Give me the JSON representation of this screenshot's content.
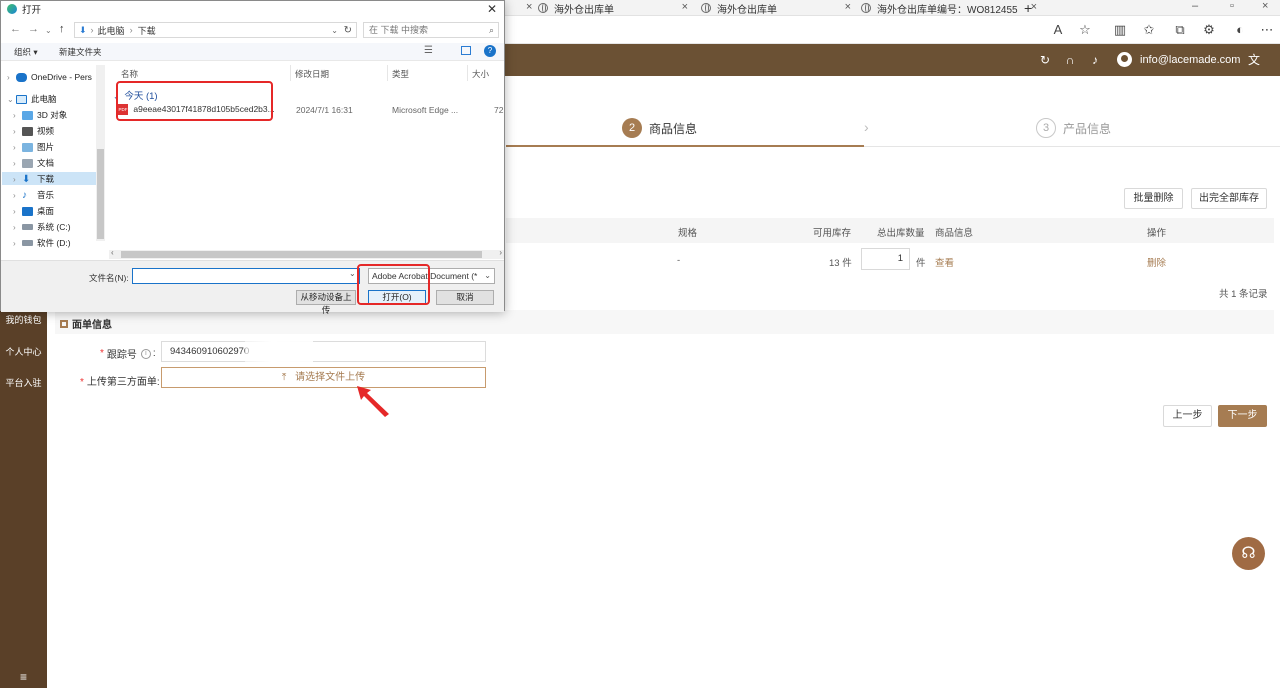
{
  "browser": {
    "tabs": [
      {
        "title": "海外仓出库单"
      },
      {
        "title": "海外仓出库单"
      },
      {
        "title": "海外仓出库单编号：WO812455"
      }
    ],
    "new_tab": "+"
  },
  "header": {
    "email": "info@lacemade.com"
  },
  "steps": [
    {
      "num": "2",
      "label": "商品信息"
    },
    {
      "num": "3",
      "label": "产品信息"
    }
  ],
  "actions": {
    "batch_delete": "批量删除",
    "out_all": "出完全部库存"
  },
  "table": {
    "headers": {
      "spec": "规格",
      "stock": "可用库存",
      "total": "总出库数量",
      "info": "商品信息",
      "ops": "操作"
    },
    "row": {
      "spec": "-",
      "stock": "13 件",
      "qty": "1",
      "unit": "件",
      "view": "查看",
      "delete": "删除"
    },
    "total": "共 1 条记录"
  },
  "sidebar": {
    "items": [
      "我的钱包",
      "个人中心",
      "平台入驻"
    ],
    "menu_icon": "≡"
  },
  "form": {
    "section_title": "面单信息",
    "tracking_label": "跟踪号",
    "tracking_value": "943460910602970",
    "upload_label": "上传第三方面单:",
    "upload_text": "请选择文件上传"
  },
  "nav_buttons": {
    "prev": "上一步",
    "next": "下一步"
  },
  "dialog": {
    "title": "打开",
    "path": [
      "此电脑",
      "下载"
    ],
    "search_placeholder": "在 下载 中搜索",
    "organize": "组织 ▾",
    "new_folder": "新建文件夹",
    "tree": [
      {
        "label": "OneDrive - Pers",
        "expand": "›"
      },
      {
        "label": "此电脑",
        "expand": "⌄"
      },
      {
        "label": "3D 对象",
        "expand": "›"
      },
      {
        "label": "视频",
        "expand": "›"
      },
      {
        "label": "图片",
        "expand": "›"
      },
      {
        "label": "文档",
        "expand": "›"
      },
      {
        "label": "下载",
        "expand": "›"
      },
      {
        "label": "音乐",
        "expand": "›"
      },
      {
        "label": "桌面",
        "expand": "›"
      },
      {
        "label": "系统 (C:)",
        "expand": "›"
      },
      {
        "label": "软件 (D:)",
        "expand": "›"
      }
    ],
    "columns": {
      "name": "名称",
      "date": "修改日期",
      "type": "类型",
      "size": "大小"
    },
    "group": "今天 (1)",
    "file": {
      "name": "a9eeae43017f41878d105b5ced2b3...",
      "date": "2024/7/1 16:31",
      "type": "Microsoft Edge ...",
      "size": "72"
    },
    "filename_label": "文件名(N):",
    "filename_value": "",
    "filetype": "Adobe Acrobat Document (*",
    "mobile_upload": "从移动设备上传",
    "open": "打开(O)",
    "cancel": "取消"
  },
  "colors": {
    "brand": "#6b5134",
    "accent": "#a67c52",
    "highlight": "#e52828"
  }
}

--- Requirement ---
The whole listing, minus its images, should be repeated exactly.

--- Worked solution ---
Give me the JSON representation of this screenshot's content.
{
  "browser": {
    "tabs": [
      {
        "title": "海外仓出库单"
      },
      {
        "title": "海外仓出库单"
      },
      {
        "title": "海外仓出库单编号：WO812455"
      }
    ],
    "new_tab": "+"
  },
  "header": {
    "email": "info@lacemade.com"
  },
  "steps": [
    {
      "num": "2",
      "label": "商品信息"
    },
    {
      "num": "3",
      "label": "产品信息"
    }
  ],
  "actions": {
    "batch_delete": "批量删除",
    "out_all": "出完全部库存"
  },
  "table": {
    "headers": {
      "spec": "规格",
      "stock": "可用库存",
      "total": "总出库数量",
      "info": "商品信息",
      "ops": "操作"
    },
    "row": {
      "spec": "-",
      "stock": "13 件",
      "qty": "1",
      "unit": "件",
      "view": "查看",
      "delete": "删除"
    },
    "total": "共 1 条记录"
  },
  "sidebar": {
    "items": [
      "我的钱包",
      "个人中心",
      "平台入驻"
    ],
    "menu_icon": "≡"
  },
  "form": {
    "section_title": "面单信息",
    "tracking_label": "跟踪号",
    "tracking_value": "943460910602970",
    "upload_label": "上传第三方面单:",
    "upload_text": "请选择文件上传"
  },
  "nav_buttons": {
    "prev": "上一步",
    "next": "下一步"
  },
  "dialog": {
    "title": "打开",
    "path": [
      "此电脑",
      "下载"
    ],
    "search_placeholder": "在 下载 中搜索",
    "organize": "组织 ▾",
    "new_folder": "新建文件夹",
    "tree": [
      {
        "label": "OneDrive - Pers",
        "expand": "›"
      },
      {
        "label": "此电脑",
        "expand": "⌄"
      },
      {
        "label": "3D 对象",
        "expand": "›"
      },
      {
        "label": "视频",
        "expand": "›"
      },
      {
        "label": "图片",
        "expand": "›"
      },
      {
        "label": "文档",
        "expand": "›"
      },
      {
        "label": "下载",
        "expand": "›"
      },
      {
        "label": "音乐",
        "expand": "›"
      },
      {
        "label": "桌面",
        "expand": "›"
      },
      {
        "label": "系统 (C:)",
        "expand": "›"
      },
      {
        "label": "软件 (D:)",
        "expand": "›"
      }
    ],
    "columns": {
      "name": "名称",
      "date": "修改日期",
      "type": "类型",
      "size": "大小"
    },
    "group": "今天 (1)",
    "file": {
      "name": "a9eeae43017f41878d105b5ced2b3...",
      "date": "2024/7/1 16:31",
      "type": "Microsoft Edge ...",
      "size": "72"
    },
    "filename_label": "文件名(N):",
    "filename_value": "",
    "filetype": "Adobe Acrobat Document (*",
    "mobile_upload": "从移动设备上传",
    "open": "打开(O)",
    "cancel": "取消"
  },
  "colors": {
    "brand": "#6b5134",
    "accent": "#a67c52",
    "highlight": "#e52828"
  }
}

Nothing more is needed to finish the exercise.